AIM OF THE EXERCISE:
Could you print every record below exactly as it appears?

[Stored dataset items]
*** Begin section ***
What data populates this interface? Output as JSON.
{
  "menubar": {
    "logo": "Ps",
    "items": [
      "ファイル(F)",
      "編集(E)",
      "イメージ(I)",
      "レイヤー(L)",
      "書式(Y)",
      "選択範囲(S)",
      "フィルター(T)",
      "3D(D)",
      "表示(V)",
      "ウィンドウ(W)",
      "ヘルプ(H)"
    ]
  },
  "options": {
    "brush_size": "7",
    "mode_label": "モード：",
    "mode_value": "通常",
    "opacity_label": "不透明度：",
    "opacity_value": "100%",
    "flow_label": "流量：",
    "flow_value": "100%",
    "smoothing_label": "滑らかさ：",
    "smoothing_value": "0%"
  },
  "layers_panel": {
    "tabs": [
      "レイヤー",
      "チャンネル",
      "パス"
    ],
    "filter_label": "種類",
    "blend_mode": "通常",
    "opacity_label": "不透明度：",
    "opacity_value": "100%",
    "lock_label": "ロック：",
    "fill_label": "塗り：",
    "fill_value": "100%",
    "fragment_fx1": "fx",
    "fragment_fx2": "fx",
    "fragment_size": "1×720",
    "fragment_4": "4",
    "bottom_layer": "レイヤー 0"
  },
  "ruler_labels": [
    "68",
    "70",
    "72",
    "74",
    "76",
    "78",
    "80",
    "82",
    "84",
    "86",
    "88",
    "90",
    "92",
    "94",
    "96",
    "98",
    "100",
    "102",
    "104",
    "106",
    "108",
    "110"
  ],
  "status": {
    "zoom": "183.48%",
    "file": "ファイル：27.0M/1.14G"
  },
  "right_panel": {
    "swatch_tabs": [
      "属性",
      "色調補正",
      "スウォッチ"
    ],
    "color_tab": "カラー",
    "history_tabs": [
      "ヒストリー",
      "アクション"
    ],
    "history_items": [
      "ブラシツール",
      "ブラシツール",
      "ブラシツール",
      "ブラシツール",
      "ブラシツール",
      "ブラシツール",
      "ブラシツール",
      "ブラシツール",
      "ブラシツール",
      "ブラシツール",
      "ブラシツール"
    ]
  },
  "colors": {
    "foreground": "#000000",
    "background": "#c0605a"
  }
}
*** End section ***
WRITTEN ANSWER:
What data populates this interface? Output as JSON.
{
  "menubar": {
    "logo": "Ps",
    "items": [
      "ファイル(F)",
      "編集(E)",
      "イメージ(I)",
      "レイヤー(L)",
      "書式(Y)",
      "選択範囲(S)",
      "フィルター(T)",
      "3D(D)",
      "表示(V)",
      "ウィンドウ(W)",
      "ヘルプ(H)"
    ]
  },
  "options": {
    "brush_size": "7",
    "mode_label": "モード：",
    "mode_value": "通常",
    "opacity_label": "不透明度：",
    "opacity_value": "100%",
    "flow_label": "流量：",
    "flow_value": "100%",
    "smoothing_label": "滑らかさ：",
    "smoothing_value": "0%"
  },
  "layers_panel": {
    "tabs": [
      "レイヤー",
      "チャンネル",
      "パス"
    ],
    "filter_label": "種類",
    "blend_mode": "通常",
    "opacity_label": "不透明度：",
    "opacity_value": "100%",
    "lock_label": "ロック：",
    "fill_label": "塗り：",
    "fill_value": "100%",
    "fragment_fx1": "fx",
    "fragment_fx2": "fx",
    "fragment_size": "1×720",
    "fragment_4": "4",
    "bottom_layer": "レイヤー 0"
  },
  "ruler_labels": [
    "68",
    "70",
    "72",
    "74",
    "76",
    "78",
    "80",
    "82",
    "84",
    "86",
    "88",
    "90",
    "92",
    "94",
    "96",
    "98",
    "100",
    "102",
    "104",
    "106",
    "108",
    "110"
  ],
  "status": {
    "zoom": "183.48%",
    "file": "ファイル：27.0M/1.14G"
  },
  "right_panel": {
    "swatch_tabs": [
      "属性",
      "色調補正",
      "スウォッチ"
    ],
    "color_tab": "カラー",
    "history_tabs": [
      "ヒストリー",
      "アクション"
    ],
    "history_items": [
      "ブラシツール",
      "ブラシツール",
      "ブラシツール",
      "ブラシツール",
      "ブラシツール",
      "ブラシツール",
      "ブラシツール",
      "ブラシツール",
      "ブラシツール",
      "ブラシツール",
      "ブラシツール"
    ]
  },
  "colors": {
    "foreground": "#000000",
    "background": "#c0605a"
  }
}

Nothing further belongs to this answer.